Your task:
The answer is the full set of records, given again exactly and without images.

Provided records:
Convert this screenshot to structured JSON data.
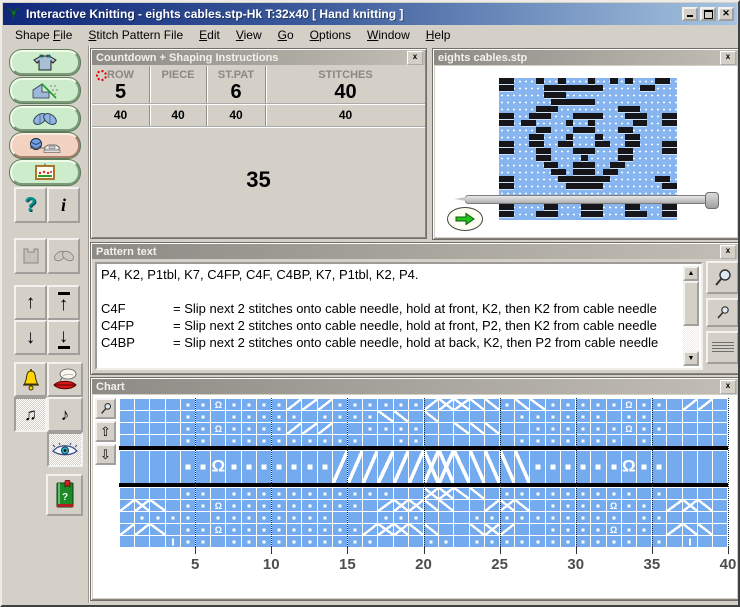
{
  "window": {
    "title": "Interactive Knitting - eights cables.stp-Hk    T:32x40    [ Hand knitting ]",
    "close_glyph": "x"
  },
  "menu": {
    "items": [
      {
        "pre": "Shape ",
        "key": "F",
        "post": "ile"
      },
      {
        "pre": "",
        "key": "S",
        "post": "titch Pattern File"
      },
      {
        "pre": "",
        "key": "E",
        "post": "dit"
      },
      {
        "pre": "",
        "key": "V",
        "post": "iew"
      },
      {
        "pre": "",
        "key": "G",
        "post": "o"
      },
      {
        "pre": "",
        "key": "O",
        "post": "ptions"
      },
      {
        "pre": "",
        "key": "W",
        "post": "indow"
      },
      {
        "pre": "",
        "key": "H",
        "post": "elp"
      }
    ]
  },
  "toolbar": {
    "help_label": "?",
    "info_label": "i",
    "up_label": "↑",
    "down_label": "↓",
    "notes_label": "♫",
    "note_label": "♪",
    "zoom_icon_names": [
      "zoom-in",
      "zoom-out"
    ]
  },
  "countdown": {
    "title": "Countdown + Shaping Instructions",
    "headers": [
      "ROW",
      "PIECE",
      "ST.PAT",
      "STITCHES"
    ],
    "values": [
      "5",
      "",
      "6",
      "40"
    ],
    "row2": [
      "40",
      "40",
      "40",
      "40"
    ],
    "big_value": "35"
  },
  "preview": {
    "title": "eights cables.stp",
    "rows": [
      "##---#--#---#--#-#---##-",
      "##----########-----##---",
      "------###---------------",
      "-------######-----------",
      "-----###--------###-----",
      "##--###---####---###--##",
      "##-##----#--#-----##--##",
      "-----##---###---##------",
      "----##---#---#---##-----",
      "##--##--##---##--##---##",
      "##---##---###---##----##",
      "-----##----#----##------",
      "------##--###--##-------",
      "-------##-###-##--------",
      "##------#######------##-",
      "##-------#####--------##"
    ],
    "rows_below_needle": [
      "##----##---###---##---##",
      "##---###---###---###--##"
    ]
  },
  "pattern_text": {
    "title": "Pattern text",
    "line1": "P4, K2, P1tbl, K7, C4FP, C4F, C4BP, K7, P1tbl, K2, P4.",
    "definitions": [
      {
        "term": "C4F",
        "desc": "= Slip next 2 stitches onto cable needle, hold at front, K2, then K2 from cable needle"
      },
      {
        "term": "C4FP",
        "desc": "= Slip next 2 stitches onto cable needle, hold at front, P2, then K2 from cable needle"
      },
      {
        "term": "C4BP",
        "desc": "= Slip next 2 stitches onto cable needle, hold at back, K2, then P2 from cable needle"
      }
    ]
  },
  "chart": {
    "title": "Chart",
    "cols": 40,
    "x_labels": [
      "5",
      "10",
      "15",
      "20",
      "25",
      "30",
      "35",
      "40"
    ],
    "rows_top": [
      "----..Q....bbb......bxxff.ff.....Q..-bb-",
      "----..-.....-....ff-f-----......-..----",
      "----..Q....bbb--....--fff--......Q..----",
      "----..-.........--..------.......-.-----"
    ],
    "row_current": "----..Q.......bbbbbbxxfffff......Q..----",
    "rows_bottom": [
      "----..-...........--xxff-.........-.----",
      "bxf-..Q.........-bxxff--bxf-....Q..-bxf-",
      "-....-........---...---..........-..----",
      "bbf-..Q.........bxxff--fxb--....Q..-bff-",
      "---|..-..........---..-...........-.-|--"
    ],
    "legend": {
      "dot": "purl",
      "blank": "knit",
      "Q": "twisted stitch",
      "diagonals": "cable cross",
      "slip": "slip"
    },
    "colors": {
      "cell_blue": "#74aaee",
      "grid_white": "#ffffff",
      "separator_black": "#000000"
    }
  },
  "colors": {
    "titlebar_left": "#10277a",
    "titlebar_right": "#a6c4e0",
    "desktop_gray": "#d4d0c8",
    "button_green": "#cdeccb",
    "button_salmon": "#f2d3c2",
    "go_arrow_green": "#22c41e"
  }
}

Solution for this task:
Convert this screenshot to structured JSON data.
{
  "window": {
    "title": "Interactive Knitting - eights cables.stp-Hk    T:32x40    [ Hand knitting ]",
    "close_glyph": "x"
  },
  "menu": {
    "items": [
      {
        "pre": "Shape ",
        "key": "F",
        "post": "ile"
      },
      {
        "pre": "",
        "key": "S",
        "post": "titch Pattern File"
      },
      {
        "pre": "",
        "key": "E",
        "post": "dit"
      },
      {
        "pre": "",
        "key": "V",
        "post": "iew"
      },
      {
        "pre": "",
        "key": "G",
        "post": "o"
      },
      {
        "pre": "",
        "key": "O",
        "post": "ptions"
      },
      {
        "pre": "",
        "key": "W",
        "post": "indow"
      },
      {
        "pre": "",
        "key": "H",
        "post": "elp"
      }
    ]
  },
  "toolbar": {
    "help_label": "?",
    "info_label": "i",
    "up_label": "↑",
    "down_label": "↓",
    "notes_label": "♫",
    "note_label": "♪",
    "zoom_icon_names": [
      "zoom-in",
      "zoom-out"
    ]
  },
  "countdown": {
    "title": "Countdown + Shaping Instructions",
    "headers": [
      "ROW",
      "PIECE",
      "ST.PAT",
      "STITCHES"
    ],
    "values": [
      "5",
      "",
      "6",
      "40"
    ],
    "row2": [
      "40",
      "40",
      "40",
      "40"
    ],
    "big_value": "35"
  },
  "preview": {
    "title": "eights cables.stp",
    "rows": [
      "##---#--#---#--#-#---##-",
      "##----########-----##---",
      "------###---------------",
      "-------######-----------",
      "-----###--------###-----",
      "##--###---####---###--##",
      "##-##----#--#-----##--##",
      "-----##---###---##------",
      "----##---#---#---##-----",
      "##--##--##---##--##---##",
      "##---##---###---##----##",
      "-----##----#----##------",
      "------##--###--##-------",
      "-------##-###-##--------",
      "##------#######------##-",
      "##-------#####--------##"
    ],
    "rows_below_needle": [
      "##----##---###---##---##",
      "##---###---###---###--##"
    ]
  },
  "pattern_text": {
    "title": "Pattern text",
    "line1": "P4, K2, P1tbl, K7, C4FP, C4F, C4BP, K7, P1tbl, K2, P4.",
    "definitions": [
      {
        "term": "C4F",
        "desc": "= Slip next 2 stitches onto cable needle, hold at front, K2, then K2 from cable needle"
      },
      {
        "term": "C4FP",
        "desc": "= Slip next 2 stitches onto cable needle, hold at front, P2, then K2 from cable needle"
      },
      {
        "term": "C4BP",
        "desc": "= Slip next 2 stitches onto cable needle, hold at back, K2, then P2 from cable needle"
      }
    ]
  },
  "chart": {
    "title": "Chart",
    "cols": 40,
    "x_labels": [
      "5",
      "10",
      "15",
      "20",
      "25",
      "30",
      "35",
      "40"
    ],
    "rows_top": [
      "----..Q....bbb......bxxff.ff.....Q..-bb-",
      "----..-.....-....ff-f-----......-..----",
      "----..Q....bbb--....--fff--......Q..----",
      "----..-.........--..------.......-.-----"
    ],
    "row_current": "----..Q.......bbbbbbxxfffff......Q..----",
    "rows_bottom": [
      "----..-...........--xxff-.........-.----",
      "bxf-..Q.........-bxxff--bxf-....Q..-bxf-",
      "-....-........---...---..........-..----",
      "bbf-..Q.........bxxff--fxb--....Q..-bff-",
      "---|..-..........---..-...........-.-|--"
    ],
    "legend": {
      "dot": "purl",
      "blank": "knit",
      "Q": "twisted stitch",
      "diagonals": "cable cross",
      "slip": "slip"
    },
    "colors": {
      "cell_blue": "#74aaee",
      "grid_white": "#ffffff",
      "separator_black": "#000000"
    }
  },
  "colors": {
    "titlebar_left": "#10277a",
    "titlebar_right": "#a6c4e0",
    "desktop_gray": "#d4d0c8",
    "button_green": "#cdeccb",
    "button_salmon": "#f2d3c2",
    "go_arrow_green": "#22c41e"
  }
}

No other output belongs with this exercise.